This wasn't the cream of Miami. It was the grease.
Or as Penelas political advisor Ric Katz put it in defending the guest list: "A very warm and friendly crowd of the people we like to be with." Hialeah Mayor Raul Martinez, a long-time political foe of both Penelas and Echevarria, puts it another way: "From what I saw, it was a lot of his buddies, relatives, or friends. It was a place to say, “Look, you owe me for later.'" Echevarria counters that "every key important leader was invited. Some were not able to make it."
While several county commissioners and a smattering of politicians from Miami Beach, Coral Gables, Miami Lakes, and even tiny West Miami attended the gala, Martinez was not invited. Katz gamely argues that the emphasis was on trade between Spain and Miami. Most of the invitees, he says, were the same civic leaders and chamber-of-commerce types who showed up a couple of weeks earlier at the Mayor's Ball benefit for the United Way. "When you have 410 people invited, you know there are 2000 who would have liked to have been there," Katz ventures. "Maybe some were invited and couldn't come. Some people only have one tuxedo, and when you've worn it, that's it."

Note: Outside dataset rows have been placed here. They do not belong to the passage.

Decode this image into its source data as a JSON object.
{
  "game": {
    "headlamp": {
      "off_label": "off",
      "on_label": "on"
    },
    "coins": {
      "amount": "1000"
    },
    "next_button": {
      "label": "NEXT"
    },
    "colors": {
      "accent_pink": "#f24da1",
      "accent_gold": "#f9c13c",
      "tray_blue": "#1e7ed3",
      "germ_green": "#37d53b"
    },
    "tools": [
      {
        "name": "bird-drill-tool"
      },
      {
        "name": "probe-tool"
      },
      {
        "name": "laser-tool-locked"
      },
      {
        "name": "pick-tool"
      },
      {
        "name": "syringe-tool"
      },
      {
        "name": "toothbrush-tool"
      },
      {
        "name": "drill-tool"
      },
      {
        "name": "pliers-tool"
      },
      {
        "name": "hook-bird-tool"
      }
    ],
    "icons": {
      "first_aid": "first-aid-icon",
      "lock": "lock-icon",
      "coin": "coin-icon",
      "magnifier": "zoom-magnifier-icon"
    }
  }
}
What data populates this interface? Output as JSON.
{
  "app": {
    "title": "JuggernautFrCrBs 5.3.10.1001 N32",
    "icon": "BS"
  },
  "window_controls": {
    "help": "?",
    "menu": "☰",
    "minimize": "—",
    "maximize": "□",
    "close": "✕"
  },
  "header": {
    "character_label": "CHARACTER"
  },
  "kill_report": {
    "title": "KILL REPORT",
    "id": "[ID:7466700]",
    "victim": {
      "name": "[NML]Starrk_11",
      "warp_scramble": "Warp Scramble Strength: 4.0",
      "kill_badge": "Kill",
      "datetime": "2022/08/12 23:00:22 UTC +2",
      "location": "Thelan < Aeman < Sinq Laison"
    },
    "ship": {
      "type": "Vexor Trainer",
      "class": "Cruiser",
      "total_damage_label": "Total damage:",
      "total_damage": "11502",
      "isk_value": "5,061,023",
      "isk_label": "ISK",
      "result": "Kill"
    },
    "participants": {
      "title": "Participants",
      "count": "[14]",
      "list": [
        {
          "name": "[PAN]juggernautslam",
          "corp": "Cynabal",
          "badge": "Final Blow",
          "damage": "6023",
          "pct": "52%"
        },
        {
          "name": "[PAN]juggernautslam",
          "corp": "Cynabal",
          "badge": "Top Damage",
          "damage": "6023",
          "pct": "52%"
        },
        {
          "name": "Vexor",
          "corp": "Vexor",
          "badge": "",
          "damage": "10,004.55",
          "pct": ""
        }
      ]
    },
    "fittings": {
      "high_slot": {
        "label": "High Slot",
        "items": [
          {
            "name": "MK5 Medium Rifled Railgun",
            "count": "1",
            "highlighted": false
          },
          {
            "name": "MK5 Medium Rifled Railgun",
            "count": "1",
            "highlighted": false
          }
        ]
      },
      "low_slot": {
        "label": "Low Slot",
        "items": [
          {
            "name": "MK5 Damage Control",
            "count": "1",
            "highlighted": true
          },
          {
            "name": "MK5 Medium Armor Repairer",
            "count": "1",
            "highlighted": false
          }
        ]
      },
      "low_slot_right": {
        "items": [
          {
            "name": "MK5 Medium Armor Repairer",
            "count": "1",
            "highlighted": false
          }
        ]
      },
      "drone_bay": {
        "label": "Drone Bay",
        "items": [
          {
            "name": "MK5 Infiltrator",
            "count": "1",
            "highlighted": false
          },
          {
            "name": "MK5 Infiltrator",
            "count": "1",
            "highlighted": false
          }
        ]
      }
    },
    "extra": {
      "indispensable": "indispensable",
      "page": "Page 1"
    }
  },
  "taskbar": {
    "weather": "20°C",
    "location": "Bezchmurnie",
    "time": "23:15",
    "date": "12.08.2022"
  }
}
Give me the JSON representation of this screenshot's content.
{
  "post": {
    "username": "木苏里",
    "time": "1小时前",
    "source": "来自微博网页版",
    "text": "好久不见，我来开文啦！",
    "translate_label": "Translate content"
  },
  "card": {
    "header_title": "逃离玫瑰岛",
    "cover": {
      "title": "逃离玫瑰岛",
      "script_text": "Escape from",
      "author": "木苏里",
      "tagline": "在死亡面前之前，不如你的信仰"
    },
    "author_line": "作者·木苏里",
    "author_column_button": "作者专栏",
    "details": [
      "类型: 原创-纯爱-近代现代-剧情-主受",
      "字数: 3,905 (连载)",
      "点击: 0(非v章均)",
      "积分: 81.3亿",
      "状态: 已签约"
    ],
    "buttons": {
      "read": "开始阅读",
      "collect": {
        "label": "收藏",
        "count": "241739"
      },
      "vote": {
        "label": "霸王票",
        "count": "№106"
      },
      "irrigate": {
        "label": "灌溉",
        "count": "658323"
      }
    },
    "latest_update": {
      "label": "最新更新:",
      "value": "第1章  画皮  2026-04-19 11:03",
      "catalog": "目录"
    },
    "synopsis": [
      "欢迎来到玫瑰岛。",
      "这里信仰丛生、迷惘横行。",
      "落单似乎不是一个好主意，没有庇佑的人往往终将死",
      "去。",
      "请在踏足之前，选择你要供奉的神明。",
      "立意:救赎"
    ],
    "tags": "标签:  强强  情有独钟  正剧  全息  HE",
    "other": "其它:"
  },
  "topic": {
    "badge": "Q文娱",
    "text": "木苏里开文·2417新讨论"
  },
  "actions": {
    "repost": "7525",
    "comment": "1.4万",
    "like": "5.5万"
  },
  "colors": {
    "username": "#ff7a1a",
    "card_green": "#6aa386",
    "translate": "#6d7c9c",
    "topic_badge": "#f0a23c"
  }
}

Greater Miami Chamber of Commerce president William Cullom figures he knew about half the people at the dinner, many of whom indeed have some sort of business or cultural connection to Spain. For weeks before the event, Cullom was receiving calls from people who thought the chamber was helping create the list and wanted to be included. "Everybody kept calling me hinting that I had something to do with it, but we didn't," he says. "Usually we contribute to these kinds of things. This time we weren't asked, and we didn't volunteer."
Cullom did wonder how the guest list was assembled, such lists being the sort of thing he puts together routinely for chamber-sponsored gatherings. "I was trying to figure out how you would decide who to invite to this," he recalls. "I was surprised that there weren't academic people -- presidents of the colleges -- but I don't know what the criteria were."
Discretion and good taste apparently were not among the criteria, at least as they applied to the head table, where Miami Mayor Joe Carollo blithely perched next to his escort for the evening, Isabel "Sissi" Fleitas, a shapely Sábado Gigante model about half his age. Some partygoers found that a little hard to swallow with their wine, considering as how the mayor is in the middle of a divorce and facing a battery charge for a much-publicized fight with his estranged wife. "I think Carollo was tacky as hell showing up with Sissi," complains one guest who sat a few tables away. "I mean, he should have gone with his mother."